Dr. Perkins M3058, 322-0570
Fall 2004 Hours: M/W 12-1, R 5-6
AMERICAN LITERATURE II
Our objective is to understand the evolution of American
literature from 1865 to the present through the study of the following literary
periods: Realism, Naturalism, Modernism, the Harlem Renaissance, and
contemporary literature. We will be examining a variety of literary voices that
explore philosophical, historical, and cultural aspects of American experience.
Several questions will guide our study:
--How does American literature represent how we establish a personal and social identity? Is our sense of ourselves inextricably linked to our historical moment? To what degree are we governed by historical, cultural, and biological realities?
--How and why do characters' experiences and responses change as we move from 1865 to the present? Is there any continuity that allows us to feel some bond with these figures from the past?
As we examine how novels, plays, and poetry define American experience, we will explore the techniques authors employ to effectively recreate reality.
Lauter. The Heath Anthology of American Literature, Volume Two, Fourth Edition
Fitzgerald. The Great Gatsby.
Research paper 25%
Final exam 25%
--Please come to class on time. If you are late more than fifteen minutes on two occasions, they
will be counted as one absence.
--Only 1 absence is allowed. If you miss more than this, your grade will be lowered 5% of your total grade for each class missed.
--You will often be assigned writings at the beginning of each class period. No extra time will be
allowed for lateness. Work done in class cannot be made up.
--If you have a documented disability, please see me at the beginning of the semester so that we can make appropriate accommodations.
Expected Course Outcomes

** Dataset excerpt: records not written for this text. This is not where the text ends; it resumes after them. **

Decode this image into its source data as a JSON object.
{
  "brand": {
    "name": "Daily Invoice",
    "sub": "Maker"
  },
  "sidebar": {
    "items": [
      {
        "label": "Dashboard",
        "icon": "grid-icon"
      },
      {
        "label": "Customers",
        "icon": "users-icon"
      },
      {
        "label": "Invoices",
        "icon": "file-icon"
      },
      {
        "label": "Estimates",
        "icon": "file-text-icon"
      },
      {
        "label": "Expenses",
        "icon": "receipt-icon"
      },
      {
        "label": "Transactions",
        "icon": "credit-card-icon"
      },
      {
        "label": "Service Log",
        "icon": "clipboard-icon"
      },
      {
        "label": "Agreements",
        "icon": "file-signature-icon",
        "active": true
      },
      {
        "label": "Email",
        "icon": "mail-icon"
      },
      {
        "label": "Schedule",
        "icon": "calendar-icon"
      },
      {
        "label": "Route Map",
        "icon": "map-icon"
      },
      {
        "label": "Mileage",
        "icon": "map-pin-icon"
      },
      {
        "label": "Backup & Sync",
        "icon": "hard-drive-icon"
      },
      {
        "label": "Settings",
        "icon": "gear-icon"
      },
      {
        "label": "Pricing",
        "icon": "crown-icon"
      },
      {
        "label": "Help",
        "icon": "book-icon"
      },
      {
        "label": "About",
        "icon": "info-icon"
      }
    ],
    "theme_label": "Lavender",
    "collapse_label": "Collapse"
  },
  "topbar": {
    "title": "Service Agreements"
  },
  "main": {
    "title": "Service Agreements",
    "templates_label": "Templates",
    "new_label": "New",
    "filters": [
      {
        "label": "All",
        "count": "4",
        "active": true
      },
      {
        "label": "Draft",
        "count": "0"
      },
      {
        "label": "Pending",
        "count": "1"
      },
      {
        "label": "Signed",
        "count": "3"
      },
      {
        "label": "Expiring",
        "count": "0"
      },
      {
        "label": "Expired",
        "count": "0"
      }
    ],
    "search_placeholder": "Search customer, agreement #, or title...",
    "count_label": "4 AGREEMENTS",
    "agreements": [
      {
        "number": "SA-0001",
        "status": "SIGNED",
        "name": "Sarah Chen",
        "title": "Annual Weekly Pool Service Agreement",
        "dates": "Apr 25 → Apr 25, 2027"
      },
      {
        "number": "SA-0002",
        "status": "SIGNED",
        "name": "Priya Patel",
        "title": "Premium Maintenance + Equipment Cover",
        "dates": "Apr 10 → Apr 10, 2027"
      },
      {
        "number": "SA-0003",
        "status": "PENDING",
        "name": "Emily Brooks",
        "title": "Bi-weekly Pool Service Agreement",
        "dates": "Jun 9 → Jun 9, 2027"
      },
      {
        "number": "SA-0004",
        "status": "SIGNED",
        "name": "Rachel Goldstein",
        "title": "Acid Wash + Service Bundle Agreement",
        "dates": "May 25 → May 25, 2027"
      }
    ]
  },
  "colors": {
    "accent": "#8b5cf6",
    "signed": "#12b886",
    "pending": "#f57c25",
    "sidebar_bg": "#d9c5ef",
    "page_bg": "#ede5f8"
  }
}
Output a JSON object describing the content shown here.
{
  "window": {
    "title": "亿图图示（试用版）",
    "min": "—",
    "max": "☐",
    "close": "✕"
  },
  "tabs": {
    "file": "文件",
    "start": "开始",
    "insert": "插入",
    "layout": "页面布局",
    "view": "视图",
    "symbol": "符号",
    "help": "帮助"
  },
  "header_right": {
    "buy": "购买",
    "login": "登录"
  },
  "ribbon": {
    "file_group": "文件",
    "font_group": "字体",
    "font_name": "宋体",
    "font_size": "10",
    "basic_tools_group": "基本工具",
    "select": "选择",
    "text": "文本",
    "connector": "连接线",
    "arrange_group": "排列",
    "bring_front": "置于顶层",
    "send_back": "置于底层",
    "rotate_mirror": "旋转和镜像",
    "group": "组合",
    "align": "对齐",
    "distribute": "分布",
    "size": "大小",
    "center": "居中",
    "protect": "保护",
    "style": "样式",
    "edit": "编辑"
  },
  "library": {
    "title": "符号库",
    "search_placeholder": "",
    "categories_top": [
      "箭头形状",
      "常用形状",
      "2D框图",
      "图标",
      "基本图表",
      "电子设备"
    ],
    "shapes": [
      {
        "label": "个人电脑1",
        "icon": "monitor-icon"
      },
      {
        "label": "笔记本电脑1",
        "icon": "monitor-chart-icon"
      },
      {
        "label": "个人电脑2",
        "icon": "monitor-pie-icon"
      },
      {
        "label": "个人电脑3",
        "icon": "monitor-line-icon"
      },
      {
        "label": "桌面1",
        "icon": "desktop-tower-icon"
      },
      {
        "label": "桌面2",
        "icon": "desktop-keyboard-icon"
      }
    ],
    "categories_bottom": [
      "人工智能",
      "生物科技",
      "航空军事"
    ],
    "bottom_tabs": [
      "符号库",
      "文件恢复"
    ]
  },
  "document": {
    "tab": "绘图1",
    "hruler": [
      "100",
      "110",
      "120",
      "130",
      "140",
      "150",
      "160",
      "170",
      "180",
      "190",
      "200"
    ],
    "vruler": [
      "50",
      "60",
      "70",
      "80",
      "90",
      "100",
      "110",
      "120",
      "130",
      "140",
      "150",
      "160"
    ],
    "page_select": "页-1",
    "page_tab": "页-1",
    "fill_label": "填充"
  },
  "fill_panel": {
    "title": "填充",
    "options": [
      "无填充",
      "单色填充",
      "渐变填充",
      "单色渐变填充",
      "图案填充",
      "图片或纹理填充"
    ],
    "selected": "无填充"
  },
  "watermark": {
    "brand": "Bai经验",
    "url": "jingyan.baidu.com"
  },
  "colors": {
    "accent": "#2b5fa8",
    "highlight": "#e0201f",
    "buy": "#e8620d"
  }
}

Students successfully completing the course will be able to:
1. Identify major authors and works of the period from 1880 to the present and explain their
2. Identify and describe important literary movements and place specific works in their contexts.
3. Explain how the social and intellectual climate has influenced the themes of recent American
4. Explain how literature reflects basic themes in American cultural history.
5. Apply at least one critical approach to reading and analyzing a text with documented sources.
6. Identify important literary forms in American literature.
Any work that you submit to me, including weekly conference responses, must be your own; any words, ideas, or data that you borrow from another source and include in your work must be properly documented. Plagiarism is not difficult to detect. Any student who plagiarizes will fail the course.
Sept 2 Introduction
Sept 9 Realism
Twain: Jim Smiley and His Jumping Frog, The Man that Corrupted Hadleyburg, A True Story, The War
Chopin: Desiree's Baby
James: Daisy Miller
Oskison: The Problem of Old Harjo (1907)
Sept 23 Naturalism
Crane: A Mystery of Heroism, The
Open Boat, poems
Sept 30 Modernism
Hemingway: Hills like White Elephants
Eliot: The Love Song of J. Alfred Prufrock
Faulkner: Barn Burning
Oct 7 The Great Gatsby
Oct 14 Conferences
Oct 21 Midterm
Langston Hughes: The Negro Speaks of Rivers, Negro,
I, Too, The Weary Blues, Freedom Train,
Cullen: Incident, Heritage, Yet Do I Marvel
Hurston: The Gilded Six-Bits, Sweat
Nov 4 Frost: "Out, Out--", Stopping by Woods on a Snowy Evening, Desert Places, Design
Hayden: Those Winter Sundays
Brooks: The Mother
Nov 11 Baraka: Dutchman
O'Connor: A Good Man is Hard to Find
O'Brien: In the Field
Dec 2 Morrison: Beloved
Dec 9 Research paper conferences
Dec 16 FINAL EXAM
RESEARCH PAPER DUE